Instead, place several clean dressings or cloths around the foreign body, but with little pressure applied to it.
Step 5. Leave the patient in a resting position
To reduce bleeding, the patient must be at complete rest for at least 10 minutes.
Step 6. Monitor the patient
While waiting for the ambulance to arrive, monitor the status of the wound and the person's condition.
- Keep pressure on the wound and replace the dressings if they become full of blood.
- Calm the patient until the paramedics arrive.
Part 3 of 4: Treating a Light Piercing
Step 1. Remove the object (or objects) if it is not large
Small chips, splinters or sharp objects can be removed with disinfected tweezers; if the object is large or is deeply embedded in the flesh, call the SAMU or take the patient to the nearest hospital.
Step 2. Remove dirt and other small particles from the surface of the lesion
Rub the perforated area with a clean cloth and remove chips with disinfected tweezers.
Many types of foreign bodies can be stuck in a puncture wound, including wood, rags, rubber, dirt, and other materials. They may be difficult or even impossible to see when treating the wound at home, but avoid poking at it. If you believe something is still inside the perforation, seek immediate medical attention
Step 3. Treat and bandage the wound
When the piercing is free of dirt and sharp objects, apply an antibacterial ointment or cream and cover with a bandage.
- As smaller perforations are usually not too deep or too extensive, they bleed less and a dressing is not always necessary. However, if the wound is on the foot or other places that get dirty, the dressing can prevent debris from getting into it.
- Topical antibiotics such as Nebacetin are effective and do not need a prescription. Apply them every 12 hours for two days.
- Use porous bandages or bandages that do not stick to the wound. Change them daily so that the site remains dry and healing.
Part 4 of 4: Recovering from a Puncture Injury
Step 1. Carry out the treatment on the affected area with caution
The following steps are recommended for the first 48 to 72 hours after initial care with a light piercing:
- Keep the injured site elevated, above the heart if possible.
- Change dressings if they get dirty or wet.
- Keep the affected area very dry for 24 to 48 hours.
- After 24 to 48 hours, clean the wound with soap and water twice a day.
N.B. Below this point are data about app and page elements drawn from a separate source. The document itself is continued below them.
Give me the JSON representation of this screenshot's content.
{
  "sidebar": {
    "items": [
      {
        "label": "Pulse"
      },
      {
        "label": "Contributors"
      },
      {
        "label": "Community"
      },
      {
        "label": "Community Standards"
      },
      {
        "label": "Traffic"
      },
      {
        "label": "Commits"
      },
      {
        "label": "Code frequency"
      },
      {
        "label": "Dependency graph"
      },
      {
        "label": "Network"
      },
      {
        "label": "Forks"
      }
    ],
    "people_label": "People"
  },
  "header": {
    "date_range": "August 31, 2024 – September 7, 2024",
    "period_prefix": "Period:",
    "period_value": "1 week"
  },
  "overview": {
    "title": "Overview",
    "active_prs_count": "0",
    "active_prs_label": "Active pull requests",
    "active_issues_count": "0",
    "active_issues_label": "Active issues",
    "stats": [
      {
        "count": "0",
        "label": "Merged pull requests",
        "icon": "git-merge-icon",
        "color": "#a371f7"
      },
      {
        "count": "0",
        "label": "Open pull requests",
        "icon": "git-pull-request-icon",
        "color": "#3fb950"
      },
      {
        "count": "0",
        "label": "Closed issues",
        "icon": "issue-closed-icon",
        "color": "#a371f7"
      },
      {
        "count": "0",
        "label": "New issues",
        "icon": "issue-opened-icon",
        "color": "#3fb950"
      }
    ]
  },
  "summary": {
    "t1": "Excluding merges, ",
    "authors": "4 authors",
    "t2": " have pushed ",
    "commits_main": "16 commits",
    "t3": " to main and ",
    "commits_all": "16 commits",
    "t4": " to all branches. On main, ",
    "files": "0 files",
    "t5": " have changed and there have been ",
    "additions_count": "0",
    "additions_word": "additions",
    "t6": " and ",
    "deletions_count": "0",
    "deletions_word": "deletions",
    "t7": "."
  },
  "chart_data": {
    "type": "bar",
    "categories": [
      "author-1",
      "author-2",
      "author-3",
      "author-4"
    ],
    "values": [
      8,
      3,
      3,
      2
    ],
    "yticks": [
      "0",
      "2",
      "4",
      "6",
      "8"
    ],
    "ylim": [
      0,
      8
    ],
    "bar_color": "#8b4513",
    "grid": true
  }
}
If desired, reapply antibiotic ointments or creams, but avoid alcohol or hydrogen peroxide.
- Avoid activities that might put pressure on the wound by reopening it.
Step 2. Keep an eye out for infections
Small perforations should heal in less than two weeks. If you notice any of the following symptoms, seek immediate medical assistance:
- Pain that increases in intensity and throbbing in the affected area.
- Redness or swelling of the lesion. Especially look for red streaks all around that radiate from the wound.
- Pus or other discharge.
- Unpleasant smell coming out of the lesion.
- Chills or fever from 38°C.
- Swelling in the neck, armpits or groin lymph glands.
Step 3. Take a tetanus shot if necessary
Lesions that come in contact with dirt, dirt or feces can cause a tetanic infection. Use the following guidelines to determine if the patient needs a tetanus booster vaccine and see a doctor for further treatment:
- More than ten years have passed since the patient was last vaccinated against tetanus.
- If the object that pierced the skin was dirty – if you are not sure if it had debris – or if the wound is severe and more than five years have passed since the last tetanus shot.
- The patient is not sure when the vaccine was last given.
- He has never been vaccinated against tetanus.
- Small puncture wounds are generally not serious and do not require specialist medical attention.
- A clean napkin can be used to stop the bleeding, if necessary.